CHARLOTTE, NC (WBTV) - For more than a half century, the aging white two-story building at 921 Beatties Ford Road has been a place responsible for memories.
Withering on the vine perhaps describes the status of Charlotte’s once well-revered Excelsior Club.
Dr.Dan Morrill heads up the commission that preserves historic locales, and he showed up with camera in-hand months ago after learning changes were on the way.
“There’s been a certificate of appropriateness issued by the historic landmarks commission,” Morrill said.” That will allow the owner to tear down the building on or after June 12, 2019.”
Charlotte attorney James Ferguson was the Excelsior’s last proprietor.
The popular night club’s downfall resulted from a spiral of unfortunate mishaps stemming from foreclosure to delinquent back taxes and a litany of building code violations.
Those pressures left Ferguson little choice but to pull the plug.
“The challenges of renovation and upgrading proved to be too great for the resources available to us,” Ferguson said at a press conference several months ago.
In its heyday, the club was a showcase for live entertainment and political conversations initiated by its founder Jimmy McKee, but the properties current owner state representative Carla Cunningham who inherited the land and rights to the business from her late husband Pete Cunningham decided many months ago it was time to stop the financial bleeding.
“For the best interest of my family and the community, I felt it was time to proceed with the judicial system,” Cunningham told WBTV.
The once popular destination found its place in annual editions of the much-heralded Negro motorist guide to travel guide known as the Green Book.
The renown gathering spot that opened in 1944 appeared to be on track to celebrate its 75th anniversary before the end of 2019, but the doors have been closed for the last two years.
Meanwhile, experts who study historic sites contend there is no middle ground in saving this location that contributed to this community’s diverse tapestry.
Morrill said, “Unless a preservation solution is found. The building will be destroyed.”

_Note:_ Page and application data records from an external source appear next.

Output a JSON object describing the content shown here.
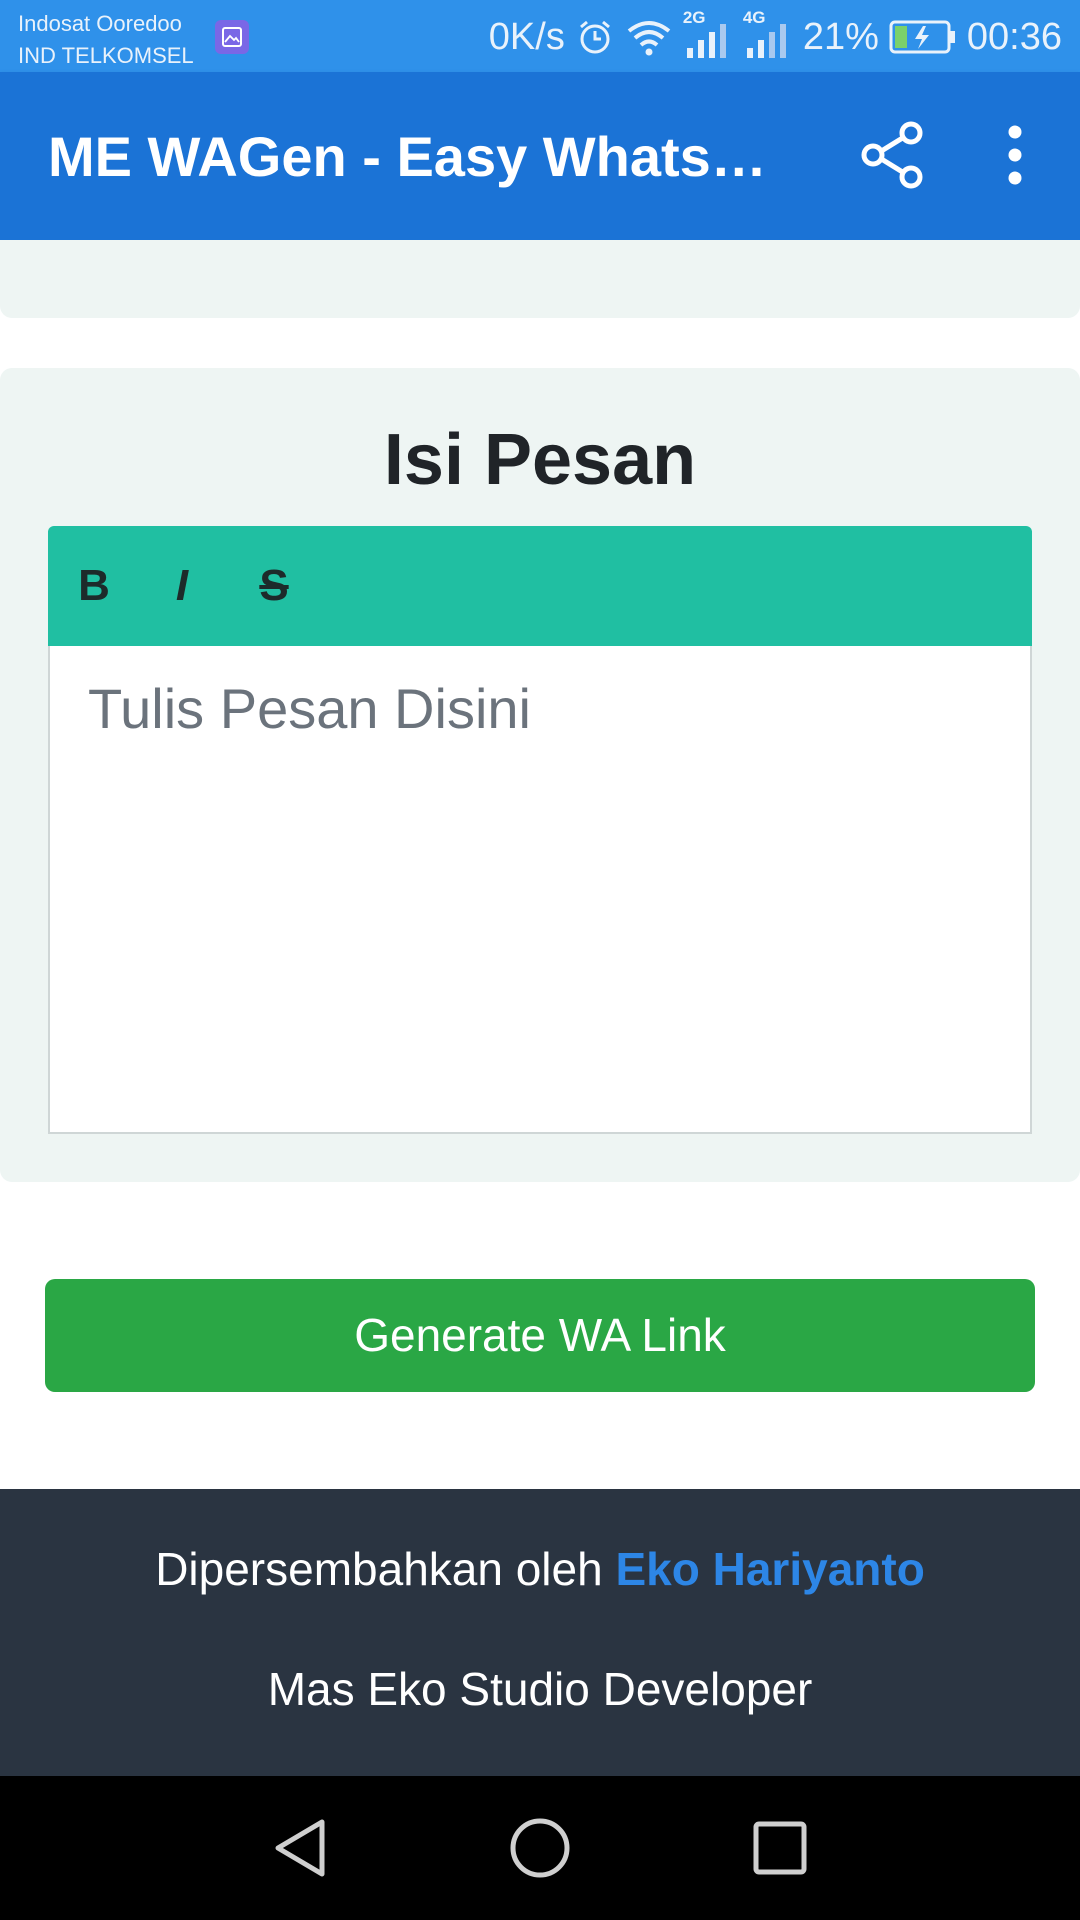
{
  "status_bar": {
    "carrier_1": "Indosat Ooredoo",
    "carrier_2": "IND TELKOMSEL",
    "net_speed": "0K/s",
    "signal_1_tag": "2G",
    "signal_2_tag": "4G",
    "battery": "21%",
    "time": "00:36",
    "icons": [
      "image-notification-icon",
      "alarm-icon",
      "wifi-icon",
      "signal-icon",
      "battery-charging-icon"
    ]
  },
  "app_bar": {
    "title": "ME WAGen - Easy WhatsApp Link Generator",
    "icons": [
      "share-icon",
      "more-vert-icon"
    ]
  },
  "message_section": {
    "title": "Isi Pesan",
    "toolbar": {
      "bold": "B",
      "italic": "I",
      "strike": "S"
    },
    "editor_placeholder": "Tulis Pesan Disini"
  },
  "generate_button": {
    "label": "Generate WA Link"
  },
  "footer": {
    "prefix": "Dipersembahkan oleh ",
    "author": "Eko Hariyanto",
    "studio": "Mas Eko Studio Developer"
  },
  "colors": {
    "status_bar": "#2f91ea",
    "app_bar": "#1b73d6",
    "toolbar": "#20bfa2",
    "generate_button": "#2aa745",
    "footer": "#2a3441",
    "link": "#2d86e6"
  }
}
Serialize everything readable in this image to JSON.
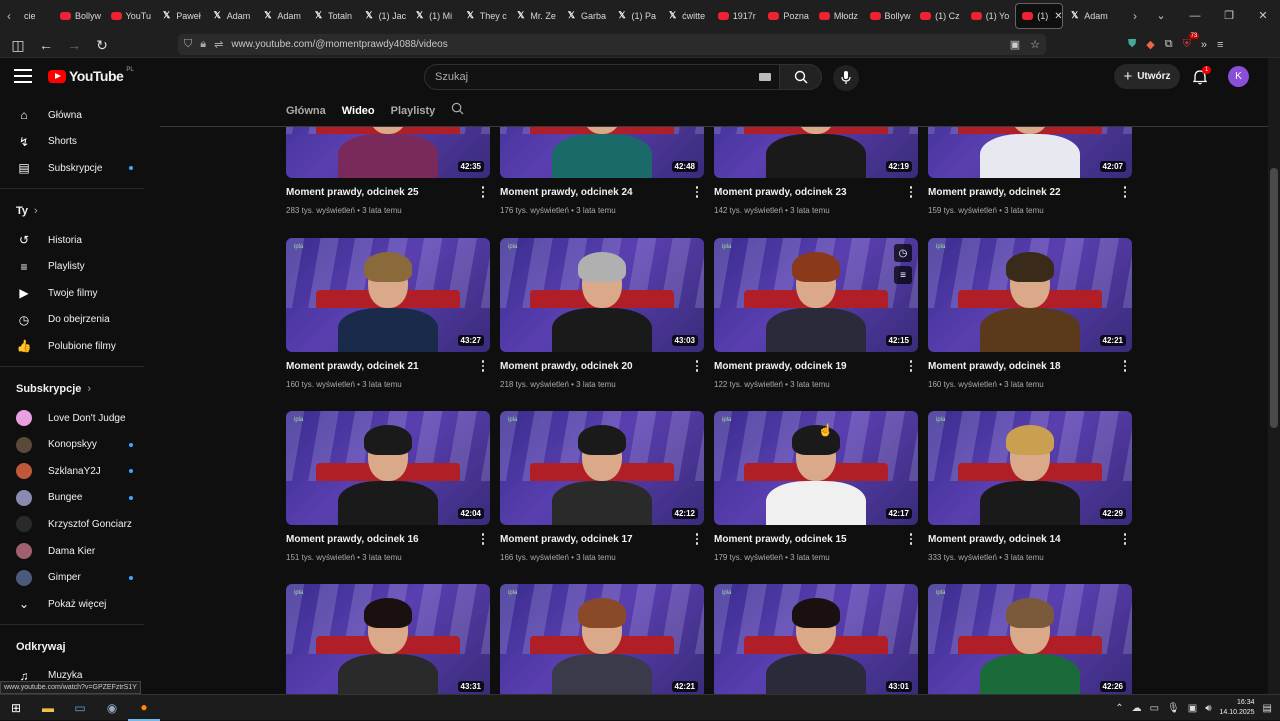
{
  "browser": {
    "tabs": [
      {
        "icon": "youtube",
        "label": "Bollyw"
      },
      {
        "icon": "youtube",
        "label": "YouTu"
      },
      {
        "icon": "x",
        "label": "Paweł"
      },
      {
        "icon": "x",
        "label": "Adam"
      },
      {
        "icon": "x",
        "label": "Adam"
      },
      {
        "icon": "x",
        "label": "Totaln"
      },
      {
        "icon": "x",
        "label": "(1) Jac"
      },
      {
        "icon": "x",
        "label": "(1) Mi"
      },
      {
        "icon": "x",
        "label": "They c"
      },
      {
        "icon": "x",
        "label": "Mr. Ze"
      },
      {
        "icon": "x",
        "label": "Garba"
      },
      {
        "icon": "x",
        "label": "(1) Pa"
      },
      {
        "icon": "x",
        "label": "ćwitte"
      },
      {
        "icon": "youtube",
        "label": "1917r"
      },
      {
        "icon": "youtube",
        "label": "Pozna"
      },
      {
        "icon": "youtube",
        "label": "Młodz"
      },
      {
        "icon": "youtube",
        "label": "Bollyw"
      },
      {
        "icon": "youtube",
        "label": "(1) Cz"
      },
      {
        "icon": "youtube",
        "label": "(1) Yo"
      },
      {
        "icon": "youtube",
        "label": "(1)",
        "active": true
      },
      {
        "icon": "x",
        "label": "Adam"
      }
    ],
    "first_tab_partial": "cie",
    "url": "www.youtube.com/@momentprawdy4088/videos",
    "ext_badge": "73",
    "status_url": "www.youtube.com/watch?v=GPZEFztrS1Y"
  },
  "youtube": {
    "logo_text": "YouTube",
    "logo_country": "PL",
    "search_placeholder": "Szukaj",
    "create_label": "Utwórz",
    "notif_count": "1",
    "avatar_letter": "K"
  },
  "sidebar": {
    "main": [
      {
        "label": "Główna",
        "icon": "home-icon",
        "glyph": "⌂"
      },
      {
        "label": "Shorts",
        "icon": "shorts-icon",
        "glyph": "↯"
      },
      {
        "label": "Subskrypcje",
        "icon": "subscriptions-icon",
        "glyph": "▤",
        "dot": true
      }
    ],
    "you_header": "Ty",
    "you": [
      {
        "label": "Historia",
        "icon": "history-icon",
        "glyph": "↺"
      },
      {
        "label": "Playlisty",
        "icon": "playlists-icon",
        "glyph": "≡"
      },
      {
        "label": "Twoje filmy",
        "icon": "your-videos-icon",
        "glyph": "▶"
      },
      {
        "label": "Do obejrzenia",
        "icon": "watch-later-icon",
        "glyph": "◷"
      },
      {
        "label": "Polubione filmy",
        "icon": "liked-icon",
        "glyph": "👍"
      }
    ],
    "subs_header": "Subskrypcje",
    "subs": [
      {
        "label": "Love Don't Judge",
        "color": "#e8a0e0",
        "dot": false
      },
      {
        "label": "Konopskyy",
        "color": "#5a4a3a",
        "dot": true
      },
      {
        "label": "SzklanaY2J",
        "color": "#c0583a",
        "dot": true
      },
      {
        "label": "Bungee",
        "color": "#8a8ab0",
        "dot": true
      },
      {
        "label": "Krzysztof Gonciarz",
        "color": "#2a2a2a",
        "dot": false
      },
      {
        "label": "Dama Kier",
        "color": "#a06070",
        "dot": false
      },
      {
        "label": "Gimper",
        "color": "#4a5a7a",
        "dot": true
      }
    ],
    "show_more": "Pokaż więcej",
    "explore_header": "Odkrywaj",
    "explore": [
      {
        "label": "Muzyka",
        "icon": "music-icon",
        "glyph": "♫"
      }
    ]
  },
  "channel_tabs": [
    "Główna",
    "Wideo",
    "Playlisty"
  ],
  "active_tab": "Wideo",
  "videos": [
    {
      "title": "Moment prawdy, odcinek 25",
      "meta": "283 tys. wyświetleń • 3 lata temu",
      "duration": "42:35",
      "shirt": "#7a2a5a",
      "hair": "#3a2a1a"
    },
    {
      "title": "Moment prawdy, odcinek 24",
      "meta": "176 tys. wyświetleń • 3 lata temu",
      "duration": "42:48",
      "shirt": "#1a6a6a",
      "hair": "#2a1a10"
    },
    {
      "title": "Moment prawdy, odcinek 23",
      "meta": "142 tys. wyświetleń • 3 lata temu",
      "duration": "42:19",
      "shirt": "#1a1a1a",
      "hair": "#1a1a1a"
    },
    {
      "title": "Moment prawdy, odcinek 22",
      "meta": "159 tys. wyświetleń • 3 lata temu",
      "duration": "42:07",
      "shirt": "#e8e8f0",
      "hair": "#3a2a1a"
    },
    {
      "title": "Moment prawdy, odcinek 21",
      "meta": "160 tys. wyświetleń • 3 lata temu",
      "duration": "43:27",
      "shirt": "#1a2a4a",
      "hair": "#8a6a3a"
    },
    {
      "title": "Moment prawdy, odcinek 20",
      "meta": "218 tys. wyświetleń • 3 lata temu",
      "duration": "43:03",
      "shirt": "#1a1a1a",
      "hair": "#b0b0b0"
    },
    {
      "title": "Moment prawdy, odcinek 19",
      "meta": "122 tys. wyświetleń • 3 lata temu",
      "duration": "42:15",
      "shirt": "#2a2a3a",
      "hair": "#8a3a1a",
      "hover": true
    },
    {
      "title": "Moment prawdy, odcinek 18",
      "meta": "160 tys. wyświetleń • 3 lata temu",
      "duration": "42:21",
      "shirt": "#5a3a1a",
      "hair": "#3a2a1a"
    },
    {
      "title": "Moment prawdy, odcinek 16",
      "meta": "151 tys. wyświetleń • 3 lata temu",
      "duration": "42:04",
      "shirt": "#1a1a1a",
      "hair": "#1a1a1a"
    },
    {
      "title": "Moment prawdy, odcinek 17",
      "meta": "166 tys. wyświetleń • 3 lata temu",
      "duration": "42:12",
      "shirt": "#2a2a2a",
      "hair": "#1a1a1a"
    },
    {
      "title": "Moment prawdy, odcinek 15",
      "meta": "179 tys. wyświetleń • 3 lata temu",
      "duration": "42:17",
      "shirt": "#f0f0f0",
      "hair": "#1a1a1a"
    },
    {
      "title": "Moment prawdy, odcinek 14",
      "meta": "333 tys. wyświetleń • 3 lata temu",
      "duration": "42:29",
      "shirt": "#1a1a1a",
      "hair": "#c8a050"
    },
    {
      "title": "",
      "meta": "",
      "duration": "43:31",
      "shirt": "#2a2a2a",
      "hair": "#1a1010"
    },
    {
      "title": "",
      "meta": "",
      "duration": "42:21",
      "shirt": "#3a3a4a",
      "hair": "#8a4a2a"
    },
    {
      "title": "",
      "meta": "",
      "duration": "43:01",
      "shirt": "#2a2a3a",
      "hair": "#1a1010"
    },
    {
      "title": "",
      "meta": "",
      "duration": "42:26",
      "shirt": "#1a6a3a",
      "hair": "#7a5a3a"
    }
  ],
  "taskbar": {
    "time": "16:34",
    "date": "14.10.2025"
  }
}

Several closed door meetings have been held regarding the buildings future, and sources tell WBTV that offers have been made on the property.